**Directions for this task**:
In the data below, locate each line with the word "JSON" and list it.

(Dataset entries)
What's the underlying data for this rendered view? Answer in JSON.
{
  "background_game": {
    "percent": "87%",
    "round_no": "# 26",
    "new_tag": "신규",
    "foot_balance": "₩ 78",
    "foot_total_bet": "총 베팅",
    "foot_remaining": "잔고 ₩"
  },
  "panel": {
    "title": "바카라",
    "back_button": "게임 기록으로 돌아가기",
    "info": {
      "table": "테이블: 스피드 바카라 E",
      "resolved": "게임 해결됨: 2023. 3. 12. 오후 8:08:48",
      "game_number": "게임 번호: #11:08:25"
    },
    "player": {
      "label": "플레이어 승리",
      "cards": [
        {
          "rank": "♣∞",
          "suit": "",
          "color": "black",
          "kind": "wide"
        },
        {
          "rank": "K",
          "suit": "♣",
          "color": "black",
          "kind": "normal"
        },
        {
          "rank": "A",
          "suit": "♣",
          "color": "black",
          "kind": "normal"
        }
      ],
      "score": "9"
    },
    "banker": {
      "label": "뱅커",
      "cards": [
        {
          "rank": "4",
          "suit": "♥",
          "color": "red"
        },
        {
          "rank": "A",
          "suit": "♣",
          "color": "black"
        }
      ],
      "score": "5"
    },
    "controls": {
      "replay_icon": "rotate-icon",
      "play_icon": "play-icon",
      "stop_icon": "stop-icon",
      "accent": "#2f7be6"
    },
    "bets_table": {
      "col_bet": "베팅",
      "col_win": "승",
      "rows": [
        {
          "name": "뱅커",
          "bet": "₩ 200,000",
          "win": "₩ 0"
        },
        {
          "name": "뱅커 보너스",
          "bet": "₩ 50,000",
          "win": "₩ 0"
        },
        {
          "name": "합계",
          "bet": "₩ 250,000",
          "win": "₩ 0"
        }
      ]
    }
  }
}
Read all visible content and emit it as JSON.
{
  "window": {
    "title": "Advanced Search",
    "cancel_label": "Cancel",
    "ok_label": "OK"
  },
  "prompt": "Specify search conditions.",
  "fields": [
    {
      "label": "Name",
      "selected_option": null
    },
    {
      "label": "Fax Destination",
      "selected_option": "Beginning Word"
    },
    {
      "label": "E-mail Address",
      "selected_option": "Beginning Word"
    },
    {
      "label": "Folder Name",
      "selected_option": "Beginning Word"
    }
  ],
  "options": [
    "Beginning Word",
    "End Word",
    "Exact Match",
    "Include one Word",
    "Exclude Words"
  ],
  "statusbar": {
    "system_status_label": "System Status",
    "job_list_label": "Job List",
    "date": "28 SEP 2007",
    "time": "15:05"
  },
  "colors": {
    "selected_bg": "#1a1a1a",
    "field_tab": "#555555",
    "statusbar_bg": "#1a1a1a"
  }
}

**Reply**:
What's the underlying data for this rendered view? Answer in JSON.
Read all visible content and emit it as JSON.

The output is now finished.